The impact of Covid-19 has been catastrophic for the Middle East, and particularly devastating for vulnerable populations (migrant workers and refugees). Tens of thousands of migrant workers have lost their jobs and have been repatriated, which has had a negative impact on their home countries and their families who depended on remittances. Other migrant workers were left stranded due to border closures. As the members of the Gulf Cooperation Council (GCC) closed their borders with little notice, allowing only nationals to re-enter, hundreds of thousands of residents were left stranded overseas, with little indication as to when they could return. For example, over 200,000 UAE residents had been stuck overseas since March when the border closed, and the government began to issue re-entry permits for their return only on 1 June. However, anecdotal reports state that many residents were denied permission to return multiple times before it was granted. More distressingly, many low-skilled migrant workers who had lost their jobs remained trapped in the GCC, most with limited financial resources, which leaves them in precarious situations.
Covid-19 has reminded the GCC members — unique in their need for huge foreign workforces that in many states constitute the majority of the population — that their dependence on migrant workers is a double-edged sword. Their presence has facilitated the economic development of the region, and in fact has been a key driving force of many aspects of their economies. Yet the economic diversification that has been actively pursued also depends of nationalization of the workforce, something which the GCC states, perhaps with the exceptions of Bahrain and Oman, had been unable to achieve to any meaningful extent.

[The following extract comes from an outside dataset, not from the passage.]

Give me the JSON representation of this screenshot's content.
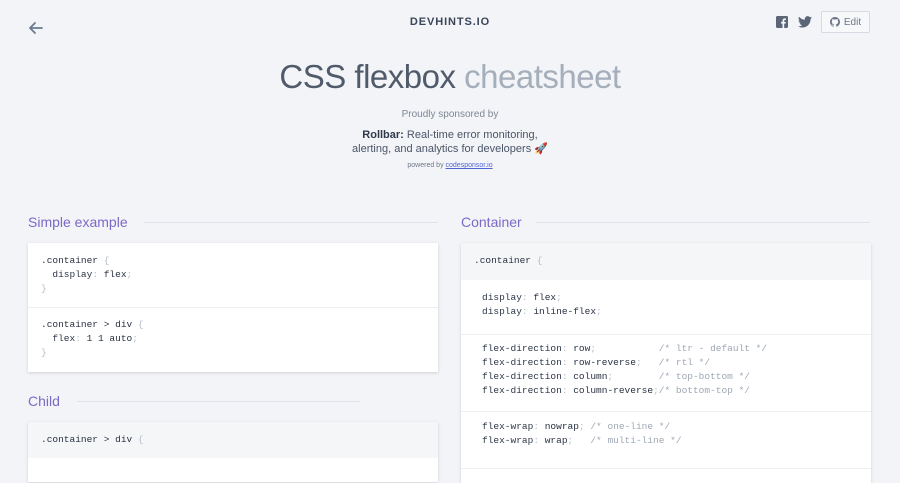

Kuwait and Saudi Arabia, for example, have used the pandemic as a reason to reduce their migrant workforces, hoping to create more jobs for nationals and further their nationalization programs. Covid-19 was also a stark reminder that the poor conditions under which many migrant workers live pose a public health risk as they enabled the disease to spread rapidly among communities.
The impact on refugees has also been significant. Border closures have meant that resettlement and other legal migration pathways for refugees have been temporarily suspended, prolonging the uncertainty for many vulnerable families. It has also meant that refugees and internally displaced people, who use irregular means to escape conflict and violence due to a lack of sufficient legal pathways, are trapped in dangerous situations.
With borders of most Middle Eastern countries closed, international travel has been halted. This has perhaps had the greatest impact on GCC states, particularly those of the UAE’s two largest emirates, Abu Dhabi and Dubai, as well as Qatar, all of which have become global transit hubs. The cessation of international travel has had a significant impact on the tourism industry throughout the region. Dubai’s tourism industry, which had been growing steadily over the previous decade — particularly among Chinese nationals who made up the majority of tourists to the city until lockdown — has been greatly affected. The fact that the lockdown coincided with the peak tourist season in the region has been a double blow, as the summer months see far lower tourist numbers as temperatures exceed 35°C, so while Dubai has announced the recommencement of tourist flights in July, it is doubtful that many tourists will take advantage of this. Even as borders begin to open and international travel recommences in the region, the international public health guidelines for air travel combined with mandatory quarantine on arrival in many Middle Eastern countries and extreme safety measures on airplanes may mean that tourism, and in fact most international travel, may not recover to pre–Covid-19 levels until a vaccine is found.